Friday, February 19, 2010
Today I happen to have handy a bunch of different flashes I always wanted to compare. Yes. Which one is more powerful, and by how much? The best way to show this is to use a light meter, put it at ten feet from the flash set at full power and measure what people call the "Guide Number". Basically the required aperture to illuminate a subject as medium gray. This is a useful number for undiffused strobes as for them it turns that:
Guide Number = aperture x distance = constant.
So if we measured f4 at 10 feet, the guide number GN is 40, which means that at 5 feet we will achieve the same exposure at f8 (closer, brighter, and so we can use a narrower aperture).
The higher the GN, the more powerful the flash. This of course at the same ISO.
So here are the numbers, I used ISO100 in all cases. Packs and flashes were all at full power.
Elinchrom Ranger S head with standard reflector + "A" Ranger RX pack. GN 250 $2100
Elinchrom Ranger Ring Flash + "A" Ranger RX GN 220 $1500+$1700
Alien Bees B800 +standard reflector GN 130 $280
Alien Bees B400 + standard reflector GN 90 $225
Canon 580ex II (zoom 80/28mm) GN 130/90 $440
QFlash+standard cone GN 110 $1080
Lumopro GN zoom 85/28mm GN 90/71 $120
Canon 580x II + Coco Ring Flash GN 35 $440+$80
Btw, I have found another test here on Flickr.

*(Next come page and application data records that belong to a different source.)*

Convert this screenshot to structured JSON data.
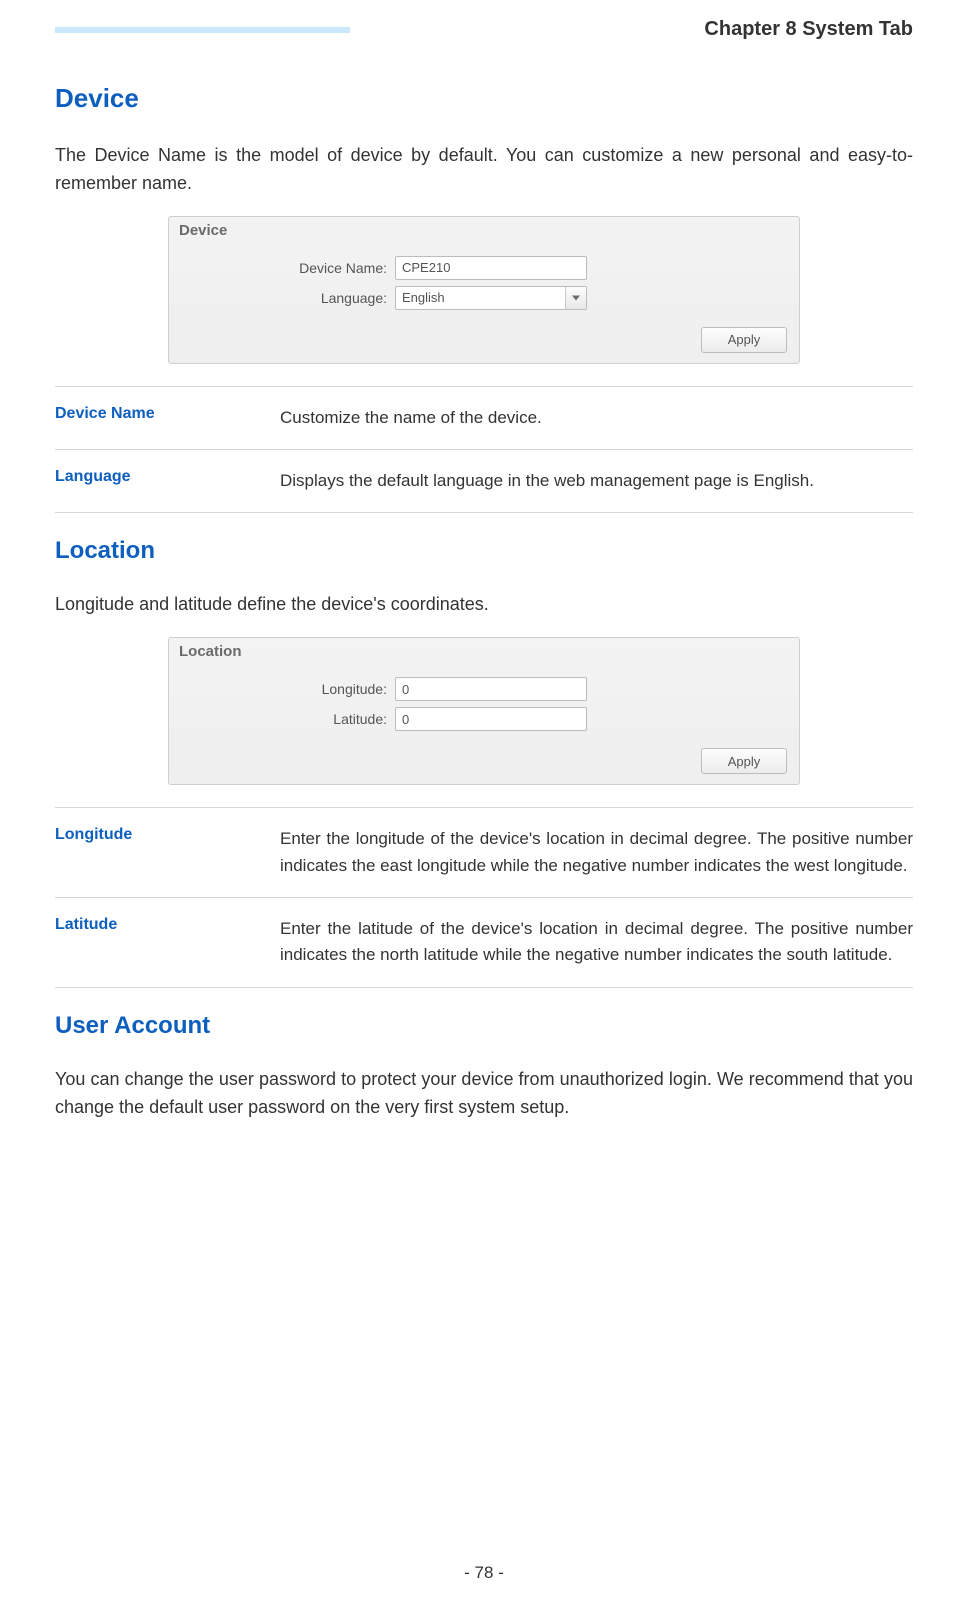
{
  "header": {
    "chapter": "Chapter 8 System Tab"
  },
  "device": {
    "heading": "Device",
    "intro": "The Device Name is the model of device by default. You can customize a new personal and easy-to-remember name.",
    "panel": {
      "title": "Device",
      "name_label": "Device Name:",
      "name_value": "CPE210",
      "lang_label": "Language:",
      "lang_value": "English",
      "apply": "Apply"
    },
    "rows": {
      "device_name_term": "Device Name",
      "device_name_desc": "Customize the name of the device.",
      "language_term": "Language",
      "language_desc": "Displays the default language in the web management page is English."
    }
  },
  "location": {
    "heading": "Location",
    "intro": "Longitude and latitude define the device's coordinates.",
    "panel": {
      "title": "Location",
      "lon_label": "Longitude:",
      "lon_value": "0",
      "lat_label": "Latitude:",
      "lat_value": "0",
      "apply": "Apply"
    },
    "rows": {
      "longitude_term": "Longitude",
      "longitude_desc": "Enter the longitude of the device's location in decimal degree. The positive number indicates the east longitude while the negative number indicates the west longitude.",
      "latitude_term": "Latitude",
      "latitude_desc": "Enter the latitude of the device's location in decimal degree. The positive number indicates the north latitude while the negative number indicates the south latitude."
    }
  },
  "user_account": {
    "heading": "User Account",
    "intro": "You can change the user password to protect your device from unauthorized login. We recommend that you change the default user password on the very first system setup."
  },
  "footer": {
    "page_number": "- 78 -"
  }
}
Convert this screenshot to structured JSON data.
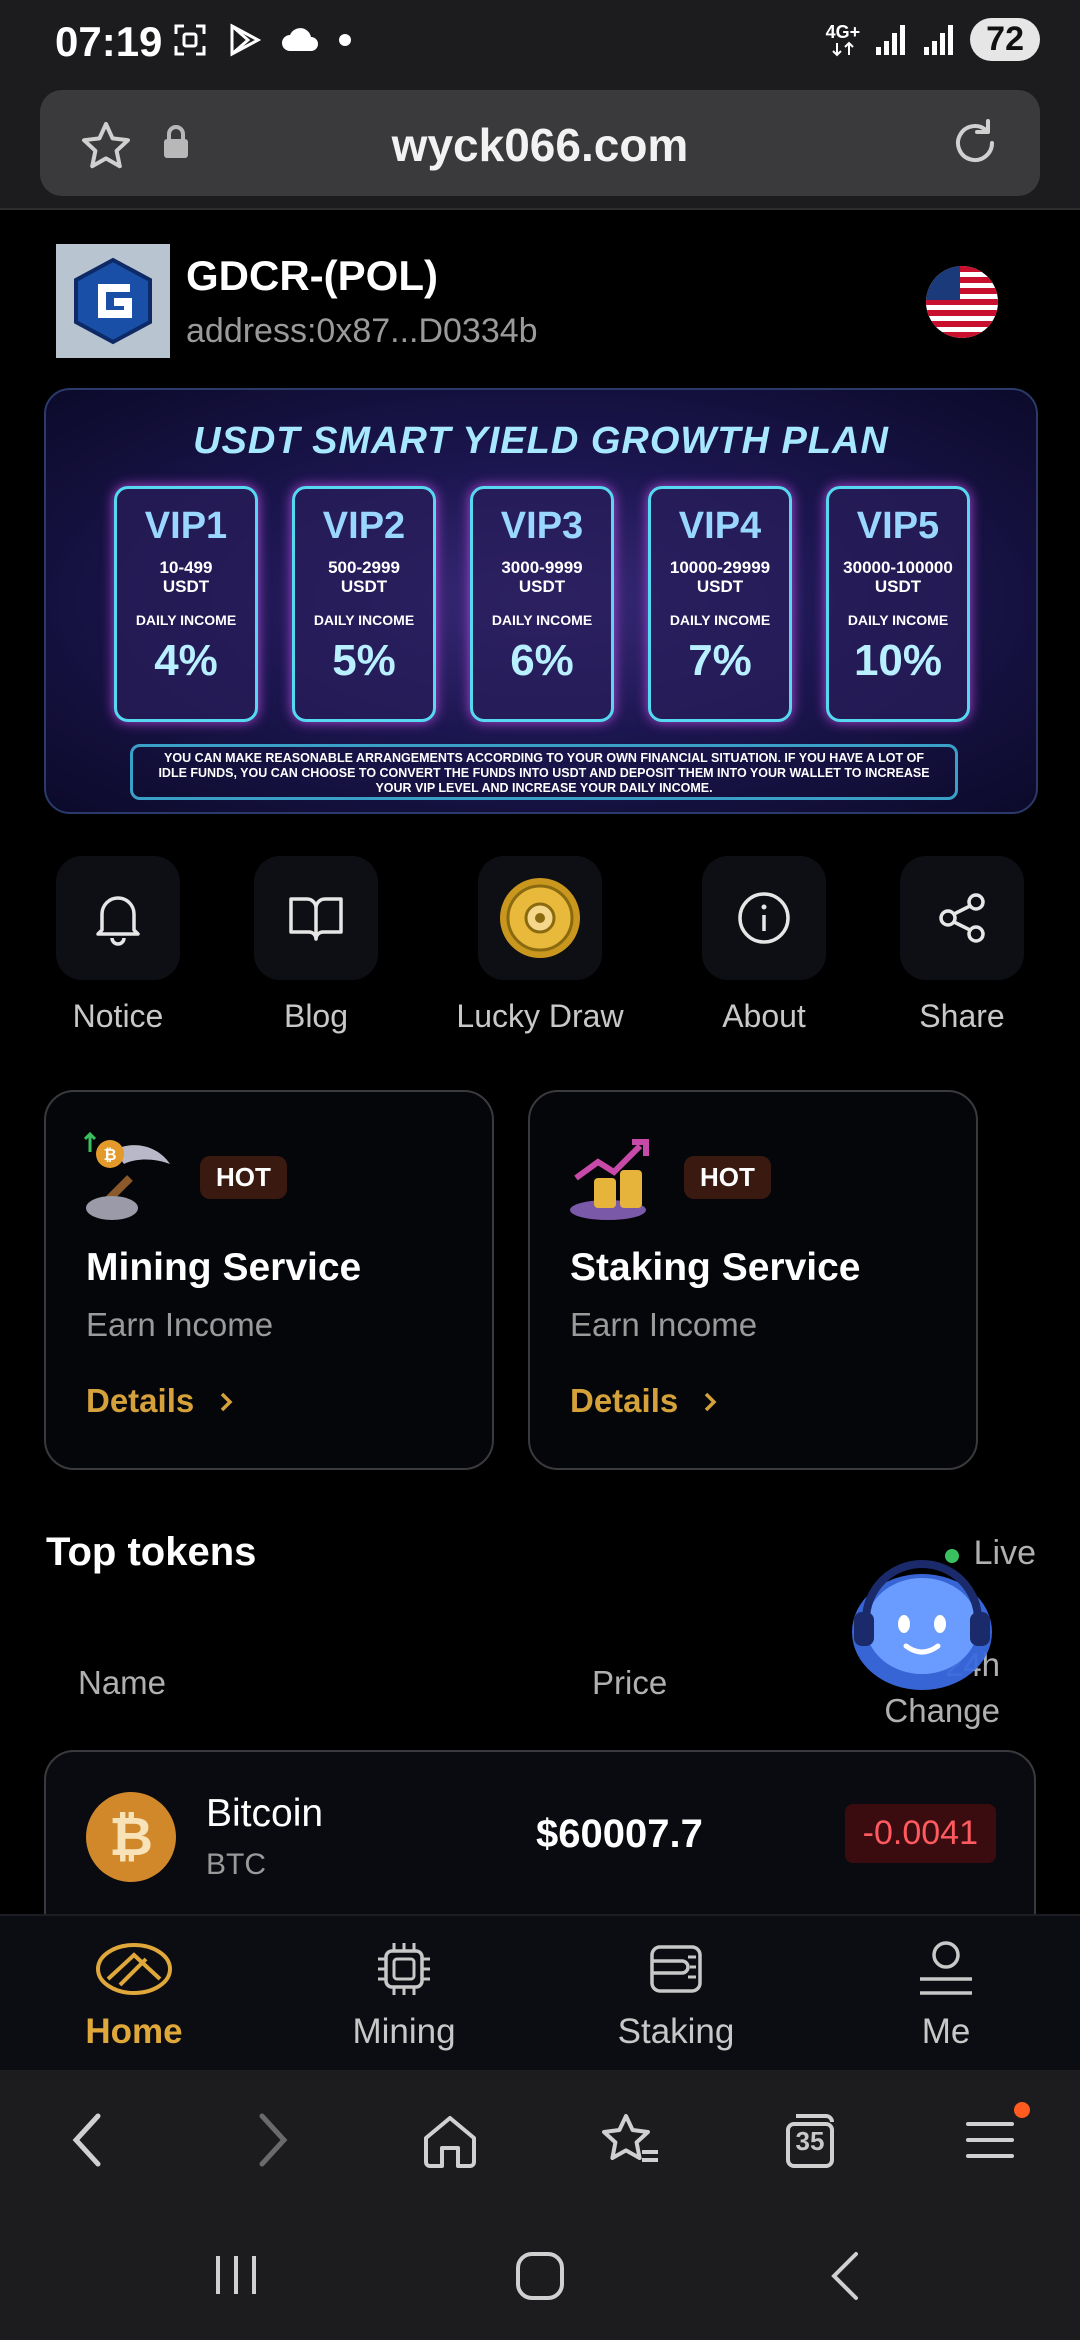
{
  "status_bar": {
    "time": "07:19",
    "network": "4G+",
    "battery": "72"
  },
  "browser": {
    "url": "wyck066.com",
    "tabs_count": "35"
  },
  "header": {
    "title": "GDCR-(POL)",
    "address": "address:0x87...D0334b"
  },
  "banner": {
    "title": "USDT SMART YIELD GROWTH PLAN",
    "vips": [
      {
        "name": "VIP1",
        "range": "10-499",
        "unit": "USDT",
        "label": "DAILY INCOME",
        "rate": "4%"
      },
      {
        "name": "VIP2",
        "range": "500-2999",
        "unit": "USDT",
        "label": "DAILY INCOME",
        "rate": "5%"
      },
      {
        "name": "VIP3",
        "range": "3000-9999",
        "unit": "USDT",
        "label": "DAILY INCOME",
        "rate": "6%"
      },
      {
        "name": "VIP4",
        "range": "10000-29999",
        "unit": "USDT",
        "label": "DAILY INCOME",
        "rate": "7%"
      },
      {
        "name": "VIP5",
        "range": "30000-100000",
        "unit": "USDT",
        "label": "DAILY INCOME",
        "rate": "10%"
      }
    ],
    "note": "YOU CAN MAKE REASONABLE ARRANGEMENTS ACCORDING TO YOUR OWN FINANCIAL SITUATION. IF YOU HAVE A LOT OF IDLE FUNDS, YOU CAN CHOOSE TO CONVERT THE FUNDS INTO USDT AND DEPOSIT THEM INTO YOUR WALLET TO INCREASE YOUR VIP LEVEL AND INCREASE YOUR DAILY INCOME."
  },
  "actions": [
    {
      "label": "Notice",
      "icon": "bell-icon"
    },
    {
      "label": "Blog",
      "icon": "book-icon"
    },
    {
      "label": "Lucky Draw",
      "icon": "wheel-icon"
    },
    {
      "label": "About",
      "icon": "info-icon"
    },
    {
      "label": "Share",
      "icon": "share-icon"
    }
  ],
  "services": [
    {
      "badge": "HOT",
      "title": "Mining Service",
      "subtitle": "Earn Income",
      "link": "Details"
    },
    {
      "badge": "HOT",
      "title": "Staking Service",
      "subtitle": "Earn Income",
      "link": "Details"
    }
  ],
  "tokens": {
    "title": "Top tokens",
    "live": "Live",
    "columns": {
      "name": "Name",
      "price": "Price",
      "change_line1": "24h",
      "change_line2": "Change"
    },
    "rows": [
      {
        "name": "Bitcoin",
        "symbol": "BTC",
        "price": "$60007.7",
        "change": "-0.0041"
      }
    ]
  },
  "tabnav": [
    {
      "label": "Home",
      "icon": "home-icon",
      "active": true
    },
    {
      "label": "Mining",
      "icon": "chip-icon",
      "active": false
    },
    {
      "label": "Staking",
      "icon": "wallet-icon",
      "active": false
    },
    {
      "label": "Me",
      "icon": "user-icon",
      "active": false
    }
  ],
  "colors": {
    "accent": "#e0a83a",
    "negative": "#ff5a5f",
    "background": "#000000"
  }
}
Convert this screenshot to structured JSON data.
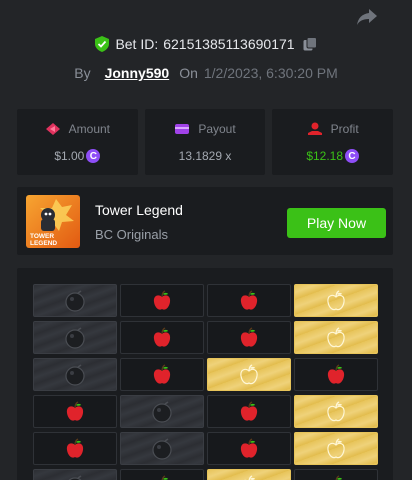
{
  "bet": {
    "id_label": "Bet ID:",
    "id_value": "62151385113690171",
    "by_label": "By",
    "username": "Jonny590",
    "on_label": "On",
    "date": "1/2/2023, 6:30:20 PM"
  },
  "stats": {
    "amount": {
      "label": "Amount",
      "value": "$1.00"
    },
    "payout": {
      "label": "Payout",
      "value": "13.1829 x"
    },
    "profit": {
      "label": "Profit",
      "value": "$12.18"
    }
  },
  "currency_symbol": "C",
  "game": {
    "name": "Tower Legend",
    "provider": "BC Originals",
    "play_label": "Play Now",
    "thumb_text": "TOWER LEGEND"
  },
  "colors": {
    "accent_green": "#3bc117",
    "coin_purple": "#8e4ef7",
    "apple_red": "#e0232b",
    "tile_gold": "#e7c45a"
  },
  "board": {
    "rows": [
      [
        "dark",
        "apple",
        "apple",
        "gold"
      ],
      [
        "dark",
        "apple",
        "apple",
        "gold"
      ],
      [
        "dark",
        "apple",
        "gold",
        "apple"
      ],
      [
        "apple",
        "dark",
        "apple",
        "gold"
      ],
      [
        "apple",
        "dark",
        "apple",
        "gold"
      ],
      [
        "dark",
        "apple",
        "gold",
        "apple"
      ]
    ]
  }
}
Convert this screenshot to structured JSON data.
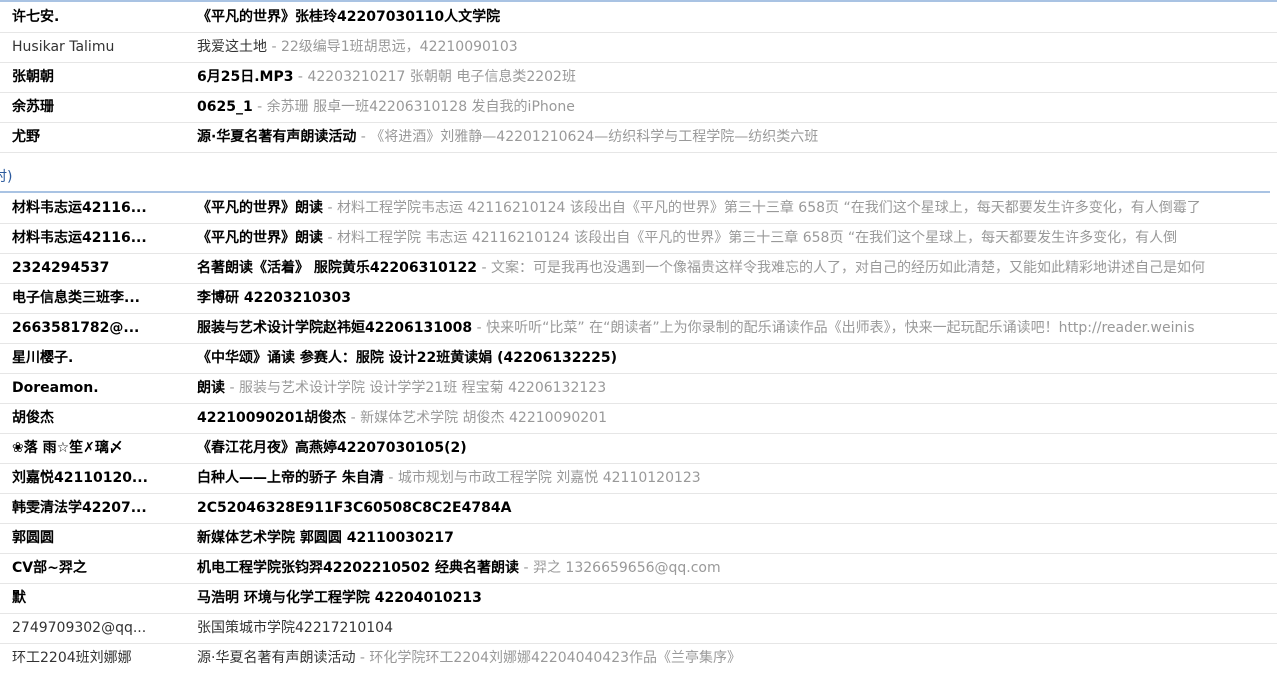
{
  "group_header": "时)",
  "rows_top": [
    {
      "sender": "许七安.",
      "subject": "《平凡的世界》张桂玲42207030110人文学院",
      "preview": "",
      "unread": true
    },
    {
      "sender": "Husikar Talimu",
      "subject": "我爱这土地",
      "preview": "22级编导1班胡思远，42210090103",
      "unread": false
    },
    {
      "sender": "张朝朝",
      "subject": "6月25日.MP3",
      "preview": "42203210217 张朝朝 电子信息类2202班",
      "unread": true
    },
    {
      "sender": "余苏珊",
      "subject": "0625_1",
      "preview": "余苏珊 服卓一班42206310128 发自我的iPhone",
      "unread": true
    },
    {
      "sender": "尤野",
      "subject": "源·华夏名著有声朗读活动",
      "preview": "《将进酒》刘雅静—42201210624—纺织科学与工程学院—纺织类六班",
      "unread": true
    }
  ],
  "rows_bottom": [
    {
      "sender": "材料韦志运42116...",
      "subject": "《平凡的世界》朗读",
      "preview": "材料工程学院韦志运 42116210124   该段出自《平凡的世界》第三十三章 658页 “在我们这个星球上，每天都要发生许多变化，有人倒霉了",
      "unread": true
    },
    {
      "sender": "材料韦志运42116...",
      "subject": "《平凡的世界》朗读",
      "preview": "材料工程学院   韦志运    42116210124    该段出自《平凡的世界》第三十三章 658页 “在我们这个星球上，每天都要发生许多变化，有人倒",
      "unread": true
    },
    {
      "sender": "2324294537",
      "subject": "名著朗读《活着》 服院黄乐42206310122",
      "preview": "文案：可是我再也没遇到一个像福贵这样令我难忘的人了，对自己的经历如此清楚，又能如此精彩地讲述自己是如何",
      "unread": true
    },
    {
      "sender": "电子信息类三班李...",
      "subject": "李博研  42203210303",
      "preview": "",
      "unread": true
    },
    {
      "sender": "2663581782@...",
      "subject": "服装与艺术设计学院赵祎姮42206131008",
      "preview": "快来听听“比菜” 在“朗读者”上为你录制的配乐诵读作品《出师表》，快来一起玩配乐诵读吧！http://reader.weinis",
      "unread": true
    },
    {
      "sender": "星川樱子.",
      "subject": "《中华颂》诵读   参赛人：服院 设计22班黄读娟 (42206132225)",
      "preview": "",
      "unread": true
    },
    {
      "sender": "Doreamon.",
      "subject": "朗读",
      "preview": "服装与艺术设计学院 设计学学21班 程宝菊 42206132123",
      "unread": true
    },
    {
      "sender": "胡俊杰",
      "subject": "42210090201胡俊杰",
      "preview": "新媒体艺术学院 胡俊杰 42210090201",
      "unread": true
    },
    {
      "sender": "❀落 雨☆笙✗璃〆",
      "subject": "《春江花月夜》高燕婷42207030105(2)",
      "preview": "",
      "unread": true
    },
    {
      "sender": "刘嘉悦42110120...",
      "subject": "白种人——上帝的骄子  朱自清",
      "preview": "城市规划与市政工程学院 刘嘉悦 42110120123",
      "unread": true
    },
    {
      "sender": "韩雯清法学42207...",
      "subject": "2C52046328E911F3C60508C8C2E4784A",
      "preview": "",
      "unread": true
    },
    {
      "sender": "郭圆圆",
      "subject": "新媒体艺术学院 郭圆圆 42110030217",
      "preview": "",
      "unread": true
    },
    {
      "sender": "CV部~羿之",
      "subject": "机电工程学院张钧羿42202210502 经典名著朗读",
      "preview": "羿之 1326659656@qq.com",
      "unread": true
    },
    {
      "sender": "默",
      "subject": "马浩明    环境与化学工程学院     42204010213",
      "preview": "",
      "unread": true
    },
    {
      "sender": "2749709302@qq...",
      "subject": "张国策城市学院42217210104",
      "preview": "",
      "unread": false
    },
    {
      "sender": "环工2204班刘娜娜",
      "subject": "源·华夏名著有声朗读活动",
      "preview": "环化学院环工2204刘娜娜42204040423作品《兰亭集序》",
      "unread": false
    }
  ]
}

Results are similar.
So what have I learned?
1) more expensive flashes have more power and the area where they are able to light uniformly is *much* larger (and rounder!) than with the cheaper speedlites (see the image). But greater power comes with a price (and greater responsibilities, but that is another story).
2) The Canon 580x II is good! More powerful than the LumoPro and the QFlash, but *only* if you use the zoom feature. Read the manual..or pay $300 extra bucks compared to the LumoPro, which is a lot easier to use (see and extended review)...mmm.
3) The Canon+ the Coco Ring flash performs well, but the output is not that great, unless you are in studio. The zoom factor makes no difference with the Coco attached.
4) The QFlash is weak sauce for the price $1080 (head+pack)
4) The Speedlites are a tad cooler than the Elinchroms.
5) The Ranger pack has two outputs: A and B. A is 1+2/3 stops brighter.
6) the ABees Long throw reflector increases output by 1 stop! (from the Flickr Strobist group test)
Monday, February 8, 2010
Judson and I were asked to give a quick demonstration of the Softliter II (the one Annie Leibovitz uses) for portraits. This set up used a Softliter sl-5000 (the mid sized one) and a profoto head for the top portraits (Hey Paige!) , and a Canon 580x II for the bottom one (Mister Plax Photo trying to get the perfect Rembrandt...). Strobe was high on camera left and bounced on a white board to camera right. We used a 5D Mark II with 24-70 f2.8 USM Canon lens. You can see the Softliter reflected on the window...
Tuesday, February 2, 2010
I needed a second image of the patent black boots I photographed some weeks ago, so I went for a different, more metallic style. This time I shoot from above (camera was rigged on a boom). Lights: Diffused top flood, two strip lights very (very) low on the table to give edge to the shoes. And a small softbox from below. The difference? I used a metallic, sheer textile over a plexiglass as the surface on which the shoes lay down. The image on the left uses a similar set up, but adds a blue/yellow color palette and the top light is harder.
Small trick: I used a few small plexiglass cubes to angle the shoes the way I wanted. I used photoshop layers to increase the contrast on the background and usual details clean up.
Shot at ISO 100, f11, 1/125th. 35mm, with a Canon 7D.